Skewed Alignment

ngc1535

Well-known member
Feb 1, 2014
503
53
With regard to hot pixels- for some sensors these warm/hot pixels can accumulate charge in a non-linear way. Matching darks taking at the same usually takes care of things... but typically darks (or master darks) taken from the recent past are used and they will not necessarily perfectly subtract hot pixels. Changes in temperature, exposure time, scaling (optimization)... all can leave hot pixels behind.

You are definitely correct you need to remove them before debayering.
(which is what I demonstrated in the video)

You are also correct that hot pixels and other problems can be rejected during image integration. However... you can't get there if you cannot align the images first. If the stars in the image are bright enough- hot pixels will not matter much. But this is the reason I made the video. For many OSC and CMOS imaging situations where the exposure times are very short- hot pixels become important to reckon with.

Your hotpixels will not shift due to dithering. Only the stars (signal) will. The *will* shift after you have registered your images- which is why rejection will take care of them at that point.

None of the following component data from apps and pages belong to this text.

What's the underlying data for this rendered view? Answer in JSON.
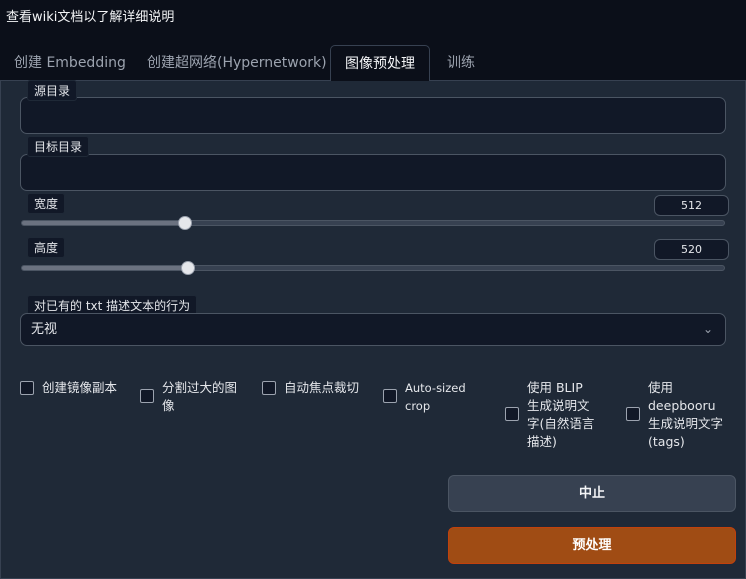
{
  "header": {
    "text": "查看wiki文档以了解详细说明"
  },
  "tabs": [
    {
      "label": "创建 Embedding",
      "active": false
    },
    {
      "label": "创建超网络(Hypernetwork)",
      "active": false
    },
    {
      "label": "图像预处理",
      "active": true
    },
    {
      "label": "训练",
      "active": false
    }
  ],
  "form": {
    "source_dir": {
      "label": "源目录",
      "value": ""
    },
    "dest_dir": {
      "label": "目标目录",
      "value": ""
    },
    "width": {
      "label": "宽度",
      "value": "512",
      "fraction": 0.232
    },
    "height": {
      "label": "高度",
      "value": "520",
      "fraction": 0.236
    },
    "caption_action": {
      "label": "对已有的 txt 描述文本的行为",
      "selected": "无视"
    },
    "checkboxes": [
      {
        "label": "创建镜像副本",
        "checked": false
      },
      {
        "label": "分割过大的图像",
        "checked": false
      },
      {
        "label": "自动焦点裁切",
        "checked": false
      },
      {
        "label": "Auto-sized crop",
        "checked": false
      },
      {
        "label": "使用 BLIP 生成说明文字(自然语言描述)",
        "checked": false
      },
      {
        "label": "使用 deepbooru 生成说明文字(tags)",
        "checked": false
      }
    ]
  },
  "buttons": {
    "stop": "中止",
    "preprocess": "预处理"
  },
  "colors": {
    "accent": "#a04c14",
    "background": "#0b0f19",
    "panel": "#1f2937"
  }
}
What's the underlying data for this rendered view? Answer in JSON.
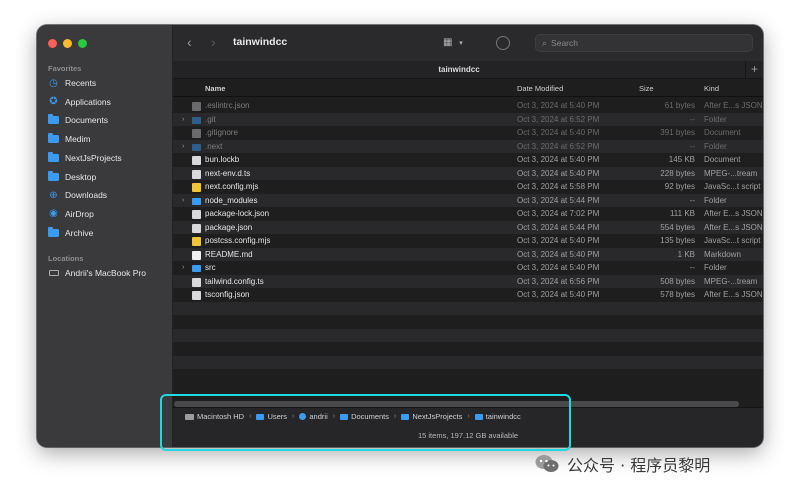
{
  "window": {
    "title": "tainwindcc",
    "tab_title": "tainwindcc",
    "search_placeholder": "Search",
    "view_icon": "grid-view-icon"
  },
  "sidebar": {
    "favorites_label": "Favorites",
    "favorites": [
      {
        "label": "Recents",
        "icon": "clock-icon"
      },
      {
        "label": "Applications",
        "icon": "applications-icon"
      },
      {
        "label": "Documents",
        "icon": "folder-icon"
      },
      {
        "label": "Medim",
        "icon": "folder-icon"
      },
      {
        "label": "NextJsProjects",
        "icon": "folder-icon"
      },
      {
        "label": "Desktop",
        "icon": "folder-icon"
      },
      {
        "label": "Downloads",
        "icon": "download-icon"
      },
      {
        "label": "AirDrop",
        "icon": "airdrop-icon"
      },
      {
        "label": "Archive",
        "icon": "folder-icon"
      }
    ],
    "locations_label": "Locations",
    "locations": [
      {
        "label": "Andrii's MacBook Pro",
        "icon": "laptop-icon"
      }
    ]
  },
  "columns": {
    "name": "Name",
    "date": "Date Modified",
    "size": "Size",
    "kind": "Kind"
  },
  "files": [
    {
      "name": ".eslintrc.json",
      "date": "Oct 3, 2024 at 5:40 PM",
      "size": "61 bytes",
      "kind": "After E...s JSON",
      "type": "doc",
      "hidden": true,
      "folder": false
    },
    {
      "name": ".git",
      "date": "Oct 3, 2024 at 6:52 PM",
      "size": "--",
      "kind": "Folder",
      "type": "folder",
      "hidden": true,
      "folder": true
    },
    {
      "name": ".gitignore",
      "date": "Oct 3, 2024 at 5:40 PM",
      "size": "391 bytes",
      "kind": "Document",
      "type": "doc",
      "hidden": true,
      "folder": false
    },
    {
      "name": ".next",
      "date": "Oct 3, 2024 at 6:52 PM",
      "size": "--",
      "kind": "Folder",
      "type": "folder",
      "hidden": true,
      "folder": true
    },
    {
      "name": "bun.lockb",
      "date": "Oct 3, 2024 at 5:40 PM",
      "size": "145 KB",
      "kind": "Document",
      "type": "doc",
      "hidden": false,
      "folder": false
    },
    {
      "name": "next-env.d.ts",
      "date": "Oct 3, 2024 at 5:40 PM",
      "size": "228 bytes",
      "kind": "MPEG-...tream",
      "type": "doc",
      "hidden": false,
      "folder": false
    },
    {
      "name": "next.config.mjs",
      "date": "Oct 3, 2024 at 5:58 PM",
      "size": "92 bytes",
      "kind": "JavaSc...t script",
      "type": "js",
      "hidden": false,
      "folder": false
    },
    {
      "name": "node_modules",
      "date": "Oct 3, 2024 at 5:44 PM",
      "size": "--",
      "kind": "Folder",
      "type": "folder",
      "hidden": false,
      "folder": true
    },
    {
      "name": "package-lock.json",
      "date": "Oct 3, 2024 at 7:02 PM",
      "size": "111 KB",
      "kind": "After E...s JSON",
      "type": "doc",
      "hidden": false,
      "folder": false
    },
    {
      "name": "package.json",
      "date": "Oct 3, 2024 at 5:44 PM",
      "size": "554 bytes",
      "kind": "After E...s JSON",
      "type": "doc",
      "hidden": false,
      "folder": false
    },
    {
      "name": "postcss.config.mjs",
      "date": "Oct 3, 2024 at 5:40 PM",
      "size": "135 bytes",
      "kind": "JavaSc...t script",
      "type": "js",
      "hidden": false,
      "folder": false
    },
    {
      "name": "README.md",
      "date": "Oct 3, 2024 at 5:40 PM",
      "size": "1 KB",
      "kind": "Markdown",
      "type": "md",
      "hidden": false,
      "folder": false
    },
    {
      "name": "src",
      "date": "Oct 3, 2024 at 5:40 PM",
      "size": "--",
      "kind": "Folder",
      "type": "folder",
      "hidden": false,
      "folder": true
    },
    {
      "name": "tailwind.config.ts",
      "date": "Oct 3, 2024 at 6:56 PM",
      "size": "508 bytes",
      "kind": "MPEG-...tream",
      "type": "doc",
      "hidden": false,
      "folder": false
    },
    {
      "name": "tsconfig.json",
      "date": "Oct 3, 2024 at 5:40 PM",
      "size": "578 bytes",
      "kind": "After E...s JSON",
      "type": "doc",
      "hidden": false,
      "folder": false
    }
  ],
  "pathbar": [
    {
      "label": "Macintosh HD",
      "icon": "disk-icon"
    },
    {
      "label": "Users",
      "icon": "folder-icon"
    },
    {
      "label": "andrii",
      "icon": "user-home-icon"
    },
    {
      "label": "Documents",
      "icon": "folder-icon"
    },
    {
      "label": "NextJsProjects",
      "icon": "folder-icon"
    },
    {
      "label": "tainwindcc",
      "icon": "folder-icon"
    }
  ],
  "status": "15 items, 197.12 GB available",
  "watermark": "公众号 · 程序员黎明",
  "colors": {
    "highlight": "#1ed9e0",
    "folder": "#3a9bf2"
  }
}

-adam
 

fredvanner

Well-known member
Apr 17, 2019
86
4
Wells, Somerset, UK
I've traced my recent alignment problems to a file import setting left with the wrong value after some recent experiments. I have had these skewed alignment frames occasionall before; I'll try and find an example.
I have not used CosmeticCorrection. I always take darks, and I think they have always fixed any hot pixels. However, the video was interesting, and I now feel confident to use CC if I need it.
Failed dither; I had an embarrassing error with this. I now use PHD2 guiding integrated with APT to manage dithering, but before I learned how to do this I ran PHD and APT independently. I then made the mistake of selecting dithering in APT. APT dithered - and then PHD firmly restored the original guided position!
 

Farzad_k

Well-known member
Oct 15, 2016
178
1
With regard to hot pixels- for some sensors these warm/hot pixels can accumulate charge in a non-linear way. Matching darks taking at the same usually takes care of things... but typically darks (or master darks) taken from the recent past are used and they will not necessarily perfectly subtract hot pixels. Changes in temperature, exposure time, scaling (optimization)... all can leave hot pixels behind.

You are definitely correct you need to remove them before debayering.
(which is what I demonstrated in the video)

You are also correct that hot pixels and other problems can be rejected during image integration. However... you can't get there if you cannot align the images first. If the stars in the image are bright enough- hot pixels will not matter much. But this is the reason I made the video. For many OSC and CMOS imaging situations where the exposure times are very short- hot pixels become important to reckon with.

Your hotpixels will not shift due to dithering. Only the stars (signal) will. The *will* shift after you have registered your images- which is why rejection will take care of them at that point.

-adam

Adam, thanks. The darks I used are a couple of weeks old but match in characteristics to the lights. I will, however, keep an eye on them.

On the CosmeticCorrection and the adjuster, Hot Sigma and Cold Sigma: I have played around with them using your instructions. It looks like for the Hot ones, when I shift to the right, eventually a hot pixel in my view will disappear. If I push farther to the right more non-hot pixels will disappear. Can I trust that the Hot Sigma value that causes disappearance of the hot pixel in the view will remove all other hot pixels? Furthermore, how about cold pixels? All pixels appear the same in the calibrated subs which are monochrome (or appear to be ) at the time.

Thanks

Farzad
 

ngc1535

Well-known member
Feb 1, 2014
503
53
I think you mean to the "left." Smaller sigma values mean greater rejection of hot pixels. Yes, once you find a value that removes the hot pixel you are looking at...all others at the same sigma threshold (roughly the observed brightness above the background) will be corrected as well. So you want to use the largest sigma value you can that takes care of the majority of the hot pixels. The default of 3 sigma is really pretty good. 2.5 if pretty aggressive.

I have not used any sensors where "cold" pixels are an issue. I usually turn/leave this off.

-adam
 

Farzad_k

Well-known member
Oct 15, 2016
178
1
I think you mean to the "left." Smaller sigma values mean greater rejection of hot pixels. Yes, once you find a value that removes the hot pixel you are looking at...all others at the same sigma threshold (roughly the observed brightness above the background) will be corrected as well. So you want to use the largest sigma value you can that takes care of the majority of the hot pixels. The default of 3 sigma is really pretty good. 2.5 if pretty aggressive.

I have not used any sensors where "cold" pixels are an issue. I usually turn/leave this off.

-adam

Thanks a lot.